To do ->
Find the lines below in which the string "avatar" occurs. Copy each one.

+===+

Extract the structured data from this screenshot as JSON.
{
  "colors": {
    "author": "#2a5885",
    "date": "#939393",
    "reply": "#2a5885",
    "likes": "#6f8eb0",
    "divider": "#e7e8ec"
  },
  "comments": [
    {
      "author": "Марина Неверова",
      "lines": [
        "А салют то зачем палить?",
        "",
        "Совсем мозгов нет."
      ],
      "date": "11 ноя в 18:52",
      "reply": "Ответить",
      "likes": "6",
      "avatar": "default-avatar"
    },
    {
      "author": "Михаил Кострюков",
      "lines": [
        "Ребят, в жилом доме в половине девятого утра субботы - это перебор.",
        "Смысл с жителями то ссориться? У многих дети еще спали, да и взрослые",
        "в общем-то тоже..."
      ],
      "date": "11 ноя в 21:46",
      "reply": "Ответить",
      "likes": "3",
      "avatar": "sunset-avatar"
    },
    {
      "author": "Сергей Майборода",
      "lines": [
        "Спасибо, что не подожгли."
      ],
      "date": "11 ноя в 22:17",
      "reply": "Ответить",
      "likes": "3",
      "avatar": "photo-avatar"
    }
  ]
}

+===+

Written response ->
      "avatar": "default-avatar"
      "avatar": "sunset-avatar"
      "avatar": "photo-avatar"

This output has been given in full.